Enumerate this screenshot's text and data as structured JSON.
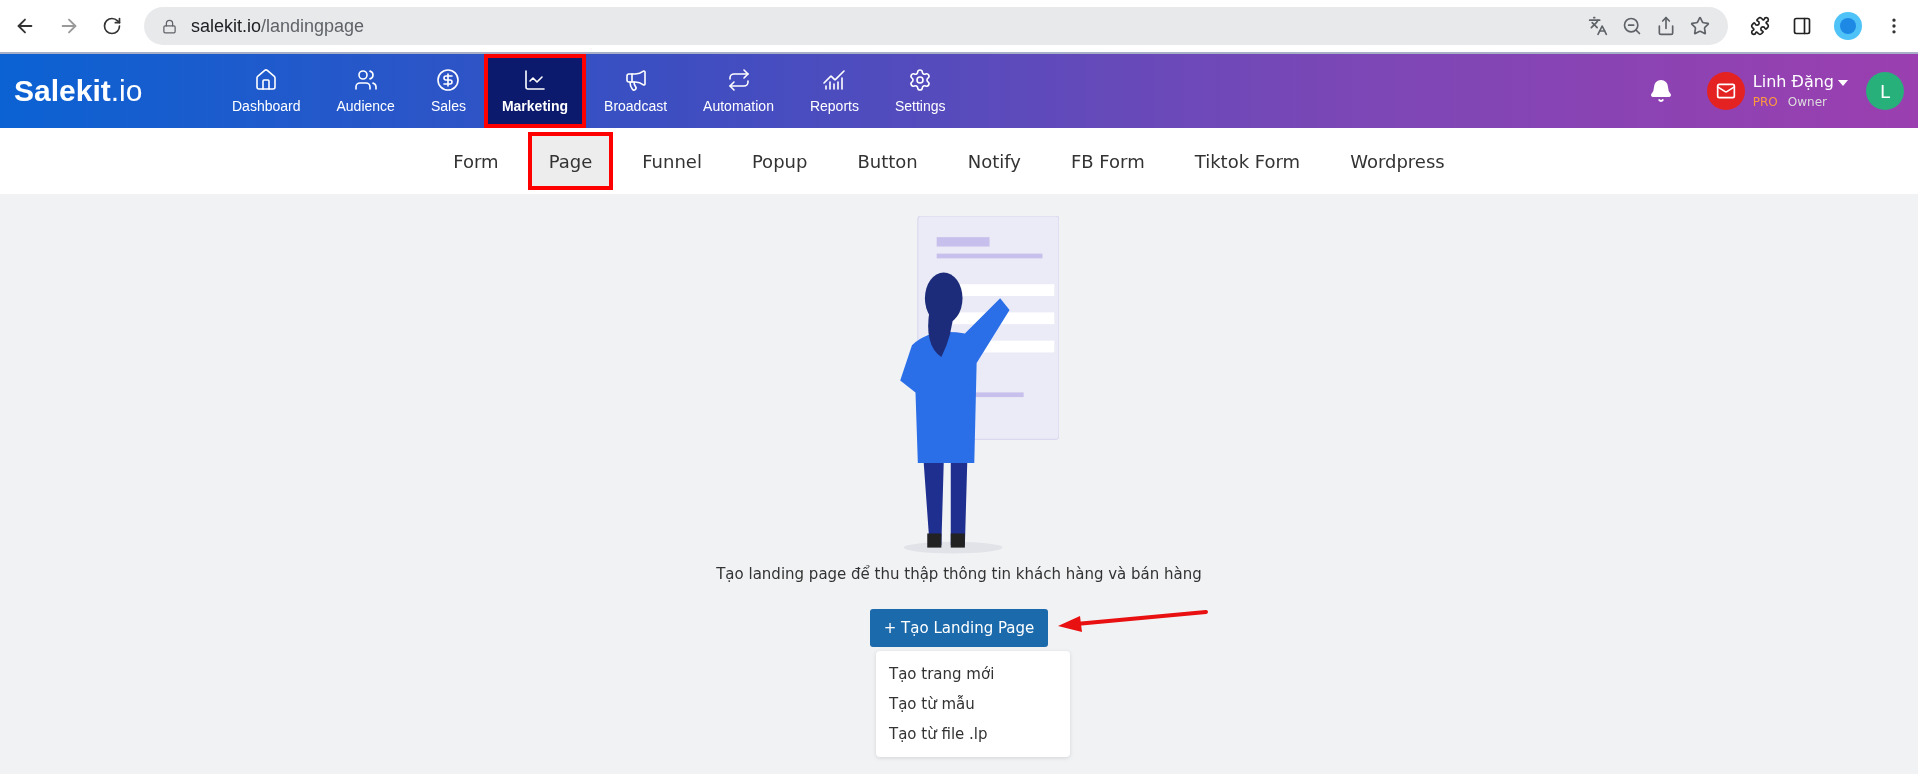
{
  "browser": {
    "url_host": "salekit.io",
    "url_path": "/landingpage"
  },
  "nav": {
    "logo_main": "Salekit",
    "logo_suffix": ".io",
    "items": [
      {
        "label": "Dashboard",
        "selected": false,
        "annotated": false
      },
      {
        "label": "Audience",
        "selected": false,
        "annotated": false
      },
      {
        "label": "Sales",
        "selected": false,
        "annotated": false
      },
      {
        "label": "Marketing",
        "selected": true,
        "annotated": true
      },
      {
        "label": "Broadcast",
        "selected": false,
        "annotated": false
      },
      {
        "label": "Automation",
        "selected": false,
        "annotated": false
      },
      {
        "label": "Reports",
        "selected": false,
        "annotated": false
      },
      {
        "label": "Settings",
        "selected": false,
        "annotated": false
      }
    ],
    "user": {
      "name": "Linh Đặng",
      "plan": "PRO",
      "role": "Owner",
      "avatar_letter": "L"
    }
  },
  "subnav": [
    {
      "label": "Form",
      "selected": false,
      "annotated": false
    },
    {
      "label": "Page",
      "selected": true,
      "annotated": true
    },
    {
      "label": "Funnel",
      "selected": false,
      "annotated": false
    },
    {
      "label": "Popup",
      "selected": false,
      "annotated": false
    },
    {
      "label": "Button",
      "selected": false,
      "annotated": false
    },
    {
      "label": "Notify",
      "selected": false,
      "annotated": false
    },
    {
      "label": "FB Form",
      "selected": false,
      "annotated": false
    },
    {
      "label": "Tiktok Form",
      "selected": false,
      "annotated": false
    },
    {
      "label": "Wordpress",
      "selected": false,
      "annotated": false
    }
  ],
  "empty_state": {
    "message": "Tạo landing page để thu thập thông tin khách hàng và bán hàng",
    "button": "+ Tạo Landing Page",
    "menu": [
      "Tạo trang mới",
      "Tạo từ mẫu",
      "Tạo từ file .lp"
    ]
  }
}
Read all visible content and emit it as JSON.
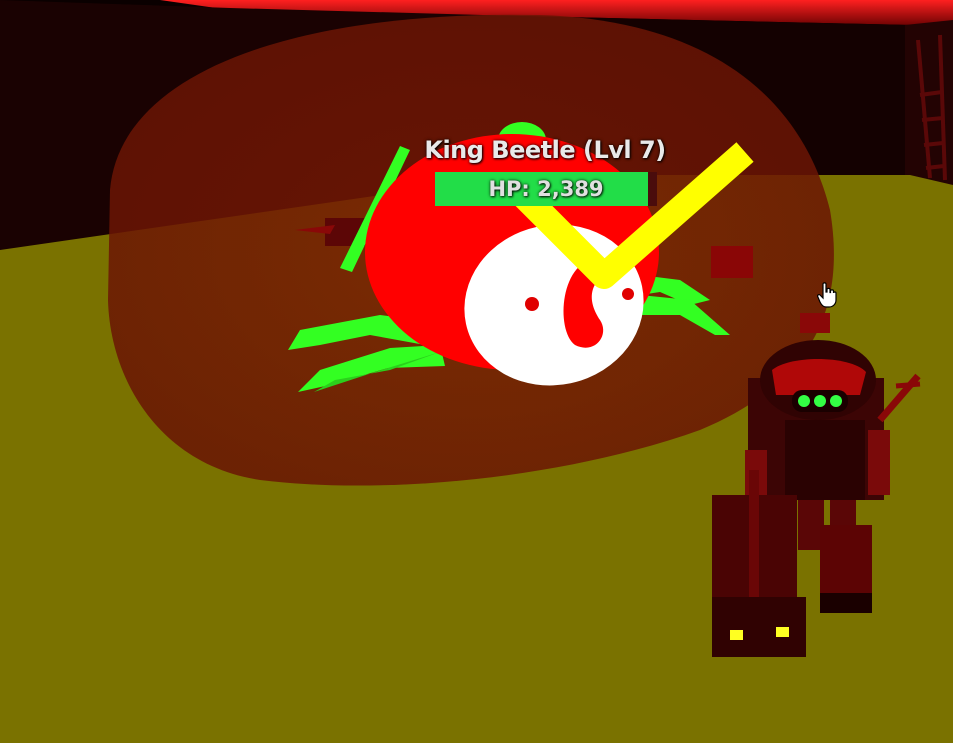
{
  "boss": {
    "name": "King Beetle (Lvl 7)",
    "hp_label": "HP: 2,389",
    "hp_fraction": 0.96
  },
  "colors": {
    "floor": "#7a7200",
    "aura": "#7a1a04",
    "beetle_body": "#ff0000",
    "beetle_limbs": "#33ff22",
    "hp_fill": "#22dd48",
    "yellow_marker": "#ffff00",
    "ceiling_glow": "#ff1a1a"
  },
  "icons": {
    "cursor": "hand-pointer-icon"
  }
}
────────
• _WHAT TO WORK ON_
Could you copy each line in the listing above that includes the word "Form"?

• _SOLUTION FOR THIS TASK_
      "label": "Form",
      "label": "FB Form",
      "label": "Tiktok Form",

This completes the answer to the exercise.